On Fashion, Style and Choice

The relationship between style and fashion is an idea I see so often visited. To some people, there is little difference in their meaning. Others, have written many articles on comparing and contrasting them. I figured I would write my own version of the “style vs fashion” article. I will also talk about the power of choice in the relationship between the two.

While I appreciate the value of both style and fashion, I would say that the use of these concepts are not mutually exclusive. Fashion can be seen as the consumer trend, the latest and greatest clothing pieces. These trends are constantly cycling and rotating. From an economic perspective, fashion is frequently used as a marketing device used by corporations to move product. On the other hand, fashion can also be an indicator of current social, cultural and economic trends as well as an outlet of creative expression. In this article, I will use the distinction of fast fashion as opposed to fashion in general.

A stylish fashion show, or a fashionable style show? Credit: Kris Atomic

Style, which has been touched on before, is an intrinsic quality. A person can be stylish without being fashionable. An example of this would be well dressed people that are not wearing clothes that on trend. Case in point- the stylish grandfathers (again with the grandpa style). Those men have no idea what silhouettes are trending or the Pantone colour of the season. They just want their pants to be comfy and their head to be dry on their morning newspaper walk.

Just fetching the paper. Credit: http://www.ilcolorblu.com/

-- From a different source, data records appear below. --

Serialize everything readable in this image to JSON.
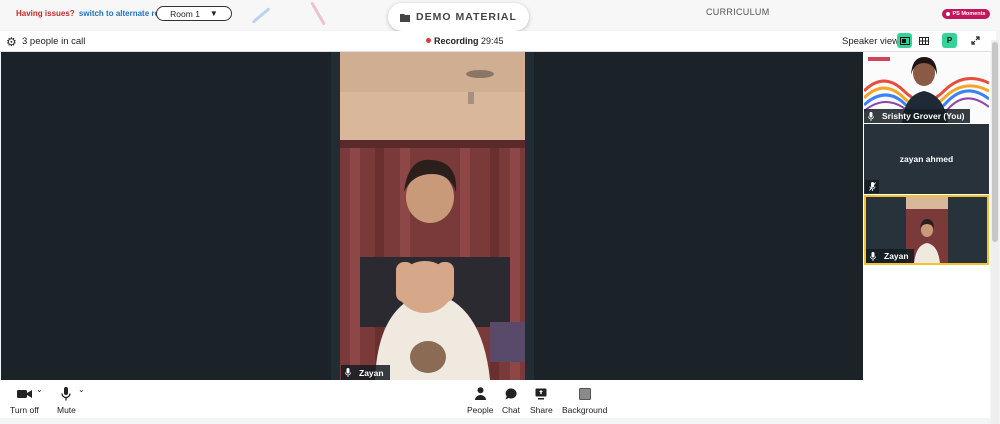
{
  "header": {
    "issues_label": "Having issues?",
    "alt_room_link": "switch to alternate room",
    "room_select": "Room 1",
    "demo_tab": "DEMO MATERIAL",
    "curriculum_tab": "CURRICULUM",
    "ps_moments": "PS Moments"
  },
  "callbar": {
    "people_count": "3 people in call",
    "recording_label": "Recording",
    "recording_time": "29:45",
    "speaker_view": "Speaker view",
    "p_button": "P"
  },
  "main_video": {
    "participant": "Zayan"
  },
  "sidebar": {
    "tiles": [
      {
        "name": "Srishty Grover (You)",
        "mic": "on"
      },
      {
        "name": "zayan ahmed",
        "mic": "off"
      },
      {
        "name": "Zayan",
        "mic": "on",
        "active_speaker": true
      }
    ]
  },
  "controls": {
    "turn_off": "Turn off",
    "mute": "Mute",
    "people": "People",
    "chat": "Chat",
    "share": "Share",
    "background": "Background"
  },
  "colors": {
    "accent_green": "#34d399",
    "recording_red": "#e53935",
    "active_border": "#f2c230",
    "issues_red": "#c62828",
    "link_blue": "#1e73be",
    "stage_bg": "#1b2329"
  }
}
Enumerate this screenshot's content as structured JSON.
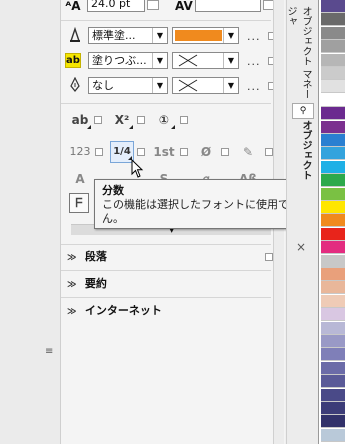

Conversely, a fashionable person may not necessarily be stylish. An illustration of this is found in people simply wearing the clothes that fast fashion brands are pushing. This form of mimicry is widespread, in part because the pieces are so widely marketed and accessible. This is not to say that one concept is worse than the other, they are just concepts. The real question to ask is whether or not style or fashion serve you in your life.

Fashion, in particular fast fashion, is efficient in enabling quick access to clothes that are on trend. This allows people to dress in a way that is socially popular without having to put much effort into their choices. In this way, fashion may serve us by freeing up some mental bandwidth in terms of choosing the clothes we wear.

With that being said, there are downsides to following fashion trends. The constant need to update one’s wardrobe with “in” pieces can be time consuming and costly. Imagine having to spend the time shopping for new pieces every season to add to your closet.

Another detriment of fast fashion is the environmental impact. By structuring an entire industry to produce garments quickly and cost-effectively, there are devastating consequences. One of the most prominent of them being the sheer amount of textile waste created as a result of creating and disposing of garments.

This is what happens when you need all the colourways of a garment. Credit: www.trustedclothes.com/blog/wp-content/uploads/2016/06/landfill-1-537x402.jpg

The move to counteract fast fashion, was a resurgence towards the slow fashion movement (name checks out). This idea focuses on changing the mindset towards the consumption of fashion. I use the term resurgence here because garments used to be made with quality craftsmanship and attention to detail.

The overarching idea behind slow fashion is to reduce the speed at which we produce and consume clothes. Ideas including things like buying quality products over a quantity of products as well as garment styles that cycle less frequently. In addition to this, the movement as focuses on employing sustainable practices towards clothing production. By being aware of how fast fashion operates, we are given the choice of how we subscribe to it.

The idea of being a consumer of fast fashion versus a creator of style has an interesting analogy to life. I liken fashion to the cultural and societal norms that we are subject to during the course of our lives. Messages along the lines of: “go to school, get good grades and get a good job,” seem very cliche at this point. However, many people still identify with and carry out this societal expectation, much of the time unknowingly.

Go to school. Check. Get good grades. Check. Now what? Credit: Faustin Tuyambaze

Living one’s life subscribing to these norms may seem like be an easier way to live, as less decision making is required in the short term. This issue comes up when we realize we are living life on a predetermined path. This realization can be refreshing to some and crippling to others. Much like the fast fashion industry’s impact on our wardrobes, we end up with a bunch of stuff (or a life), that we do not truly identify with. The irony in fast fashion is that it promotes the latest trends for people to distinguish themselves from the crowd, even though most people end up looking the same due to the mass distributive nature of the industry.

Outfit of the day, week, month, year. Credit: https://lifegivingwater.files.wordpress.com/2014/05/conformity-2a.jpg

Being a creator of one’s own style can be liberating, much like blazing one’s own trail in life. I know, comparing something like a career change to revamping a sock drawer seems like a stretch, even though similar principles apply. Whether is it staying in a career that makes you unhappy or choosing clothes because everyone else wears them, it is the choices we make in life that define us, and not choosing is also a choice. In closing, I would recommend taking a look at your life to identify the choices that are being made (or not made). Life becomes rather refreshing when every decision is framed as a choice of your own.